It is therefore critical that these tightened funds be focused on the needs of the new environment. We have to use them, not to prepare for comfortable, traditional missions, but to support a broad range of possible contingencies in an uncertain future. Conventional conflict cannot be ruled out, even as capabilities are built for irregular warfare, but we cannot just keep buying stovepipes and stand-alone platforms and point-to-point communications. Perhaps there are ways, which General Wolf talked about, to use the NATO Response Force for tactical network building and then have units cycle through it—they will get trained and improve as the NATO Response Force is used.
The sociology of this work is as important, if not more so, than the technology. If you have not seen the brochure about Multinational Experiment (MNE) 4 by the Joint Force Command in Norfolk, I strongly recommend you look at it. This work, which has gone on for two years and involves stabilization and reconstruction in Afghanistan, makes a very important contribution to preparing for the future security environment. MNE 5 is now being planned and I recommend that any of you who are interested in it contact Joint Forces Command, because the concepts are being designed to work with industry partners and alliances. Multinational Experiment 4 involved the U.N., the EU, Sweden, Australia, and Finland—not just NATO countries. So there are many opportunities here.
Another important event that is in planning is Strong Angel 3 (www.strongangel3.org). It is looking at the technology, Conops, and sociology of reconstructing a society after all key networks and services—power, water, communications, transportation—have been disabled. This demonstration is looking at how to help restore the functions of a society using communications, and collaboration, and how to re-establish the trust of people in their government.
What is the way ahead? Again, I encourage every interested party to become involved in MNE 5 and Strong Angel, but the very important Riga summit is coming up, so I offer two issues for ministers and commanders to consider.
The first is the critical need for information sharing as a core approach to a wide range of scenarios. We do not know what those scenarios will be. We do know, though, that we are going to have to share with many non-traditional partners in any scenarios that arise and that information will be a strategic asset.
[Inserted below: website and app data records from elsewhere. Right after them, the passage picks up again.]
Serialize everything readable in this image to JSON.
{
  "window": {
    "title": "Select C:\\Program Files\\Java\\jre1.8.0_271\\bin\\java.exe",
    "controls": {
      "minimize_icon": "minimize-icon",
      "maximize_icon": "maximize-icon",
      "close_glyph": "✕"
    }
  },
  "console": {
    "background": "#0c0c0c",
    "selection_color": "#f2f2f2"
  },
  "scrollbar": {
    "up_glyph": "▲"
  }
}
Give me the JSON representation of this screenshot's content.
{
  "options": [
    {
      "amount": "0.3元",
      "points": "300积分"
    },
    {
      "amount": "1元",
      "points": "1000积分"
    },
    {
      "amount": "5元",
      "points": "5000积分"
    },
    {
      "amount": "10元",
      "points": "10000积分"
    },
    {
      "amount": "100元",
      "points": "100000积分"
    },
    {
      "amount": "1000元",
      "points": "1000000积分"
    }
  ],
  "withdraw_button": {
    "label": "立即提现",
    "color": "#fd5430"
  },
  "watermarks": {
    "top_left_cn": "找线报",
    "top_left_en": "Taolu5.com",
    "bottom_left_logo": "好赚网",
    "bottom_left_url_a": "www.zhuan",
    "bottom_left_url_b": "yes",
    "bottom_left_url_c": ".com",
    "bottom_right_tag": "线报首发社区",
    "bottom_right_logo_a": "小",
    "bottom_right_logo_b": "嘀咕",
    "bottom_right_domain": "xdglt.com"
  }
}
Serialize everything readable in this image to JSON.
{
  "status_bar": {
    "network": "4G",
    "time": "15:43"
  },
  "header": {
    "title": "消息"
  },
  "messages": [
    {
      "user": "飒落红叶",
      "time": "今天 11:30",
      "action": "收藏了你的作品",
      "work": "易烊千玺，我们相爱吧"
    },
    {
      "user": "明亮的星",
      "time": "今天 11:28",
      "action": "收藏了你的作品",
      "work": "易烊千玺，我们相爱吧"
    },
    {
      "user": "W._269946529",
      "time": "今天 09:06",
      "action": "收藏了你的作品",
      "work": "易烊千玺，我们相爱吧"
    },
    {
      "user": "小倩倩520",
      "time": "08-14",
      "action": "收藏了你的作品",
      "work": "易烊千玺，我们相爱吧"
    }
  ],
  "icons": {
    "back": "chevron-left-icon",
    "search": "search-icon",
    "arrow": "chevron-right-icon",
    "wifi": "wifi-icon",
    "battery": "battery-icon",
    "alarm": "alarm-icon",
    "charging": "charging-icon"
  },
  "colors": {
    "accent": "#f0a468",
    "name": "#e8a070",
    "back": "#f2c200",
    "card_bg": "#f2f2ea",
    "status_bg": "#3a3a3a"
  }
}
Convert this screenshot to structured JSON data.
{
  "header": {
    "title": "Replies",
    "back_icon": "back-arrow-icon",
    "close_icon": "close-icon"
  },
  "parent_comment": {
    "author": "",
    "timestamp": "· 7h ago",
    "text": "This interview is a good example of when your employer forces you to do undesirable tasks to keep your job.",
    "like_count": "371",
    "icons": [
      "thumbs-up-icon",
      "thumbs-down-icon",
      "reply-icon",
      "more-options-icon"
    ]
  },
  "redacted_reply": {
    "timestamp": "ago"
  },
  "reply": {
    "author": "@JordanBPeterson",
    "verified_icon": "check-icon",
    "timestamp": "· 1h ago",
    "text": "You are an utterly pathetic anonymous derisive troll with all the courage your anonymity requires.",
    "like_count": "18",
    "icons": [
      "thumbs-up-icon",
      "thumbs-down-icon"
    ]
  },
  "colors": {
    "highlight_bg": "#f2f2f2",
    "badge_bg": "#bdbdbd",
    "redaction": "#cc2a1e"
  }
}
The second is that network-enabled capabilities really are critical to the Alliance’s transformation and help give it the agility it needs to face the uncertainty of the future. But these capabilities are not based on technologies alone. Technologies and material must co-evolve with the full range of doctrine, organization, training, leadership, personnel, and facilities to truly be transformational and to build greater security.
If I were to ask industry for one area of emphasis, it would be to give us more security in networks and commercial network-related systems. We cannot continue to work in isolated enclaves or stovepipes, but the insecurity of much of the software and hardware, being developed today is a source of genuine concern.